=== WHAT YOU SHOULD DO ===
Across the listing below, how many lines contain "icon"? Answer with the number and nothing else.

******************************

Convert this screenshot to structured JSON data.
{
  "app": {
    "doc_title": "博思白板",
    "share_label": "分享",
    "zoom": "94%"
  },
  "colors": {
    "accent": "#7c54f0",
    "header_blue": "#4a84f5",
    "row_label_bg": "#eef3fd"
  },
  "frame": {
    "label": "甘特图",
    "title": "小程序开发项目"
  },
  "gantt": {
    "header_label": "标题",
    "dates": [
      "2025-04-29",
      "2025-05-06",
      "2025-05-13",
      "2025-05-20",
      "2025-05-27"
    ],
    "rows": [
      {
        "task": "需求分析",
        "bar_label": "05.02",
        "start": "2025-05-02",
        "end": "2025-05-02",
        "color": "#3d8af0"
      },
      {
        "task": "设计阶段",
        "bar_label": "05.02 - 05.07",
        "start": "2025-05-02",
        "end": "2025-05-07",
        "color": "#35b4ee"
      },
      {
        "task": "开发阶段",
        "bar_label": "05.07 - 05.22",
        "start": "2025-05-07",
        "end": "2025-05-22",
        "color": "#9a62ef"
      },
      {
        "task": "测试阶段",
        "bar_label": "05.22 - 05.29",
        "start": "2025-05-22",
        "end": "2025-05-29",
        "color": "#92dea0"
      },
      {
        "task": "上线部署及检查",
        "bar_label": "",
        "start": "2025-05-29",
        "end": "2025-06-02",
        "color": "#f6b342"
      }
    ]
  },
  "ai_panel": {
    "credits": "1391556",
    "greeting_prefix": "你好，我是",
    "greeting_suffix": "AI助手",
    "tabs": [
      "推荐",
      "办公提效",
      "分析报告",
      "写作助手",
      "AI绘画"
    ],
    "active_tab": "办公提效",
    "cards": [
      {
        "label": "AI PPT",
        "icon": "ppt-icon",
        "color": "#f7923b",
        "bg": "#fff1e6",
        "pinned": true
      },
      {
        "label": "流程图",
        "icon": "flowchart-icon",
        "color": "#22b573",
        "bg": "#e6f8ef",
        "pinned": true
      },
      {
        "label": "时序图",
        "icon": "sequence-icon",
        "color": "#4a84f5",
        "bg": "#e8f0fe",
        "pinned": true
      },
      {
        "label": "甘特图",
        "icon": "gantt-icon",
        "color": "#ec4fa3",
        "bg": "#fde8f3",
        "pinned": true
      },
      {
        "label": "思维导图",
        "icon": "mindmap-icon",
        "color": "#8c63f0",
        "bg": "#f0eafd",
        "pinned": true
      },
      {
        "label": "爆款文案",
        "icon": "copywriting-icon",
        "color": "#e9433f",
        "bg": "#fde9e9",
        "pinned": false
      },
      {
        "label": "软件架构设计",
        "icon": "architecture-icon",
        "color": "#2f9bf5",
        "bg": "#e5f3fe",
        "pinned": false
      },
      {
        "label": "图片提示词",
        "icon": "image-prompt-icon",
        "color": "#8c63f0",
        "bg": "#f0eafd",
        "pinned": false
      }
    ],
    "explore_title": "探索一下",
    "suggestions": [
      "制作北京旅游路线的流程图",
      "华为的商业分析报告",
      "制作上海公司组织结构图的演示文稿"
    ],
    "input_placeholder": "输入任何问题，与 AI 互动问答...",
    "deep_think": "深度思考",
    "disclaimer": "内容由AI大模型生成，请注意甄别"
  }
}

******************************

=== EXPECTED OUTPUT ===
8